Q: Who gave permission to access my property to prune my tree’s? How much will this cost?
A: Most power lines have an easement that allows the Utility access for maintenance of trees when necessary. Regardless of easement, the utility provides a public service and is required by law to provide electricity to everyone. This sometimes requires us to prune or remove trees even if they are located on private property. You will not be billed for this free service.
Q: Will brush and tree limbs be left in my yard?
A: All brush will be chipped and the area left clean. If larger limbs or trees are removed they are cut into manageable lengths and stacked.
Q: Can I hire someone else to do this tree trimming?
A: No. Nelson Tree Crews are line clearance professionals and are contracted by the power company. Most tree trimming companies are not trained for power line clearance jobs.
Q: Why was my tree cut back further from the power line than my neighbors?
A: Different species of trees grow at different rates. Your tree was most likely a fast growing species, while your neighbors was a slow growing species. In order to meet the projected growing cycle of the power company fast growing species are trimmed back further.
Q: Why does it seem like your employees do a lot of standing around?
A: Tree clearance around power lines is dangerous work. Our crews are trained and required by OSHA to spend a reasonable amount of time discussing a job before beginning. This assures that all proper safety precautions are taken to protect the crew and the public. Crews may need to reassess the job as it progresses.
Q: What can I do to ensure power line safety on my property?
A: There are a few common sense things a homeowner can do to ensure power line safety. Do not place tree houses or play equipment near power lines. Keep children away from electrical equipment. If a power line does come down keep everyone away and contact the power company or call 911 immediately.
Q: How often do you prune the trees?
A: Most utilities plan their pruning on a regular cycle. These cycles vary depending on location, weather, tree growth rates and overall conditions around power lines. Pruning may be done more often in areas with longer growing seasons. Cycles may run anywhere from 1 to 6 years.
Q: What are the guidelines for planting trees near areas with power lines?
A: When planting trees make sure you allow ample room for the mature growth of the tree so that it won’t come into contact with power lines.
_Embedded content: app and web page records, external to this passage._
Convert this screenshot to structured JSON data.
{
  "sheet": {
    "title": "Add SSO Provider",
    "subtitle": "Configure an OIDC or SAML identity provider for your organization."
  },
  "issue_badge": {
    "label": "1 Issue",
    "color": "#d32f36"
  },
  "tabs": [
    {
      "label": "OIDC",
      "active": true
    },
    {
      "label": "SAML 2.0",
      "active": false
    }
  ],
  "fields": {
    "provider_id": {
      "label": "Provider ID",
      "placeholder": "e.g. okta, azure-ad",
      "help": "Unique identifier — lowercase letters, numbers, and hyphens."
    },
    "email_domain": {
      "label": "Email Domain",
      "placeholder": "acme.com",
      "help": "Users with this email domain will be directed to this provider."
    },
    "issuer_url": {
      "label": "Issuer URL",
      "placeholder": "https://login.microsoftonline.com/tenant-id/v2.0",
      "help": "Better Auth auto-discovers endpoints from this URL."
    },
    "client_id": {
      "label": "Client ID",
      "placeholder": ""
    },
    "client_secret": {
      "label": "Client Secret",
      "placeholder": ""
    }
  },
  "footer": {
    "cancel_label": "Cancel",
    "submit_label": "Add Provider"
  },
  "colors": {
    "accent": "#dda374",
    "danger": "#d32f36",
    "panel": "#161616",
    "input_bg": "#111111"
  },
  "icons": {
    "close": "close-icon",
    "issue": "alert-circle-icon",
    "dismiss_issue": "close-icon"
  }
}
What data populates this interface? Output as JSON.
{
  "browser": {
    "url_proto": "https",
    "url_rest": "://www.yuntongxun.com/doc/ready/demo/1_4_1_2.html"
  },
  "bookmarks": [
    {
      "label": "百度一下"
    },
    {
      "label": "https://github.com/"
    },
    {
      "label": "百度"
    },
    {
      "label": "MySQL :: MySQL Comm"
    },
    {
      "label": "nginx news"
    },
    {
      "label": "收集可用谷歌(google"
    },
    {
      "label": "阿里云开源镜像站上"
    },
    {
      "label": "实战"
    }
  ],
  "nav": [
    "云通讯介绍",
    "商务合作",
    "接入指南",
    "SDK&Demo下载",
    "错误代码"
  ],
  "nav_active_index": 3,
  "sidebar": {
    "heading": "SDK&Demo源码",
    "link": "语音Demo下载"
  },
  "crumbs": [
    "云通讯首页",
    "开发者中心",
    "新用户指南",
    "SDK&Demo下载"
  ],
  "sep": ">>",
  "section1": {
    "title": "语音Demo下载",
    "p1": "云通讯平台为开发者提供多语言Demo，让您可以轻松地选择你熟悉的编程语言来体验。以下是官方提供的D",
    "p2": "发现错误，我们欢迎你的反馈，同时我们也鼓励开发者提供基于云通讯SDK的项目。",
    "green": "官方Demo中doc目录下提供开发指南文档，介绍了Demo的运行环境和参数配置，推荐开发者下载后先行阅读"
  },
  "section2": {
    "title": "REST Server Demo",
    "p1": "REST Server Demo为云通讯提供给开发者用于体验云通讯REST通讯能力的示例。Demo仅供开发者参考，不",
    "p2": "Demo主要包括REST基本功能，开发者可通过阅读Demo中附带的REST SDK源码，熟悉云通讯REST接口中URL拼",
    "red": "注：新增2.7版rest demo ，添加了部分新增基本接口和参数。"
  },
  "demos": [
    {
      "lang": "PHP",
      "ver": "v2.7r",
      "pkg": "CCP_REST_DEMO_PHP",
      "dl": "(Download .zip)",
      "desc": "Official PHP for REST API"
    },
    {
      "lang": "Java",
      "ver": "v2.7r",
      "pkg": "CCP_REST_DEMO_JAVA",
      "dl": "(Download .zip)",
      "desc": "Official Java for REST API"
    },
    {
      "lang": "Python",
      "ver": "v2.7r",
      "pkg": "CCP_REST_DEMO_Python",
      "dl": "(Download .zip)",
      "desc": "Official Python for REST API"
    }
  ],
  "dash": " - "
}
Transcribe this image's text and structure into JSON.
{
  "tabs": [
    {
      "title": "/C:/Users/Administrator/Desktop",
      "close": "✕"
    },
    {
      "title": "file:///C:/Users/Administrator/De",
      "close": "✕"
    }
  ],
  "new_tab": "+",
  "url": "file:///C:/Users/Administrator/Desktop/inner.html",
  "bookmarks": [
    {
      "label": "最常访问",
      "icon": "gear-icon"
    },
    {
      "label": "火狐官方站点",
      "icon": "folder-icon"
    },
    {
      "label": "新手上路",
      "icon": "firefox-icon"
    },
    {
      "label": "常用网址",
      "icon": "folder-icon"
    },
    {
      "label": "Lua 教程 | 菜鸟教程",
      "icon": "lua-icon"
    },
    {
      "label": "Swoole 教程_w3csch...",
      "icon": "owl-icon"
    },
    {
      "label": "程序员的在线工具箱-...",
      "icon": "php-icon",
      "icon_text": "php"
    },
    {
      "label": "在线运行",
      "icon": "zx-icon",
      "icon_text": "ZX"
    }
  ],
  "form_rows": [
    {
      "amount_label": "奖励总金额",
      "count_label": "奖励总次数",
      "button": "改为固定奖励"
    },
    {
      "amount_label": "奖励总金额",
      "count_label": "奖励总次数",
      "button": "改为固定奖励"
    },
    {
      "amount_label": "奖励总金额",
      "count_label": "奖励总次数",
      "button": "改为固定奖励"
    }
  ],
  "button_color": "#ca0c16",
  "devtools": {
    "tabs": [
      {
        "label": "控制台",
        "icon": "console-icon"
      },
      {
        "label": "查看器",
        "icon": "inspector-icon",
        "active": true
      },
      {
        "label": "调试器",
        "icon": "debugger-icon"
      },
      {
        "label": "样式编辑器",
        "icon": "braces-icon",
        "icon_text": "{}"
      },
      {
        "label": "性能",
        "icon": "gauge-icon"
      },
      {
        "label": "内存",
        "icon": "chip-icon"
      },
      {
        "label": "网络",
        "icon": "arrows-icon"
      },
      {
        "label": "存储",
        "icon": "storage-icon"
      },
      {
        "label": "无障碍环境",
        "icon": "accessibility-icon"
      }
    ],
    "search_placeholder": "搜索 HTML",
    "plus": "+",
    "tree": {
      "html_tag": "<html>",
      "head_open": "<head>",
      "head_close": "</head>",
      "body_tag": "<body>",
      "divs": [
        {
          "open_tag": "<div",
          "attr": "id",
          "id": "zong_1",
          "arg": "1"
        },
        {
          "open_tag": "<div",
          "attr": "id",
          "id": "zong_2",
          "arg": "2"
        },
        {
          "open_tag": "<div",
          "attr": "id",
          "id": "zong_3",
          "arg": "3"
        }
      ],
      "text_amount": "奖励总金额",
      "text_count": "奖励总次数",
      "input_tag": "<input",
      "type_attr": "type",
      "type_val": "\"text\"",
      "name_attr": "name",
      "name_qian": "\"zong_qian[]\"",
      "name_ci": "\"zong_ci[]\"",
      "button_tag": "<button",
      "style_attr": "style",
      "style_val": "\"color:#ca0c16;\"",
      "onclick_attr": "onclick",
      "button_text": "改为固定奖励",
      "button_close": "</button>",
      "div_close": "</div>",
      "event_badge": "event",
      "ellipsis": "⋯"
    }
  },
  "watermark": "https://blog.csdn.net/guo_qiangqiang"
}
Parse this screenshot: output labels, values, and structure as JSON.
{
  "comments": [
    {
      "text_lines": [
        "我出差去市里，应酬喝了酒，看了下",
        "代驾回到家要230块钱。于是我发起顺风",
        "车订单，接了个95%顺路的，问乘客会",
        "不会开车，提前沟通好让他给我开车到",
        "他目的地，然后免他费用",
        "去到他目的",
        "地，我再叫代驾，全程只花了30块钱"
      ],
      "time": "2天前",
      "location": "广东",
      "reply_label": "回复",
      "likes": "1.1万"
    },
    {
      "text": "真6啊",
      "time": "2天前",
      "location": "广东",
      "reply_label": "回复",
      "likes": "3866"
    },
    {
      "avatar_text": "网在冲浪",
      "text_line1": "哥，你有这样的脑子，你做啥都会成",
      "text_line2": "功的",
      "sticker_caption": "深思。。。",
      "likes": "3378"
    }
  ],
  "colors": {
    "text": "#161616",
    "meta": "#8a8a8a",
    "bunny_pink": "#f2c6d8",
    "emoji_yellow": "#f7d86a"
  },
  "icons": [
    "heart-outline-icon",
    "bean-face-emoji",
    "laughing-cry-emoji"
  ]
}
Consult with a nursery expert to help determine the mature size of the tree you are planting.
Q: Can you top or prune the whole tree to give it a better shape?
A: Topping or rounding over is bad for the tree, often causing rapid growth back toward the power lines. We only prune the part of the tree that could affect the power lines.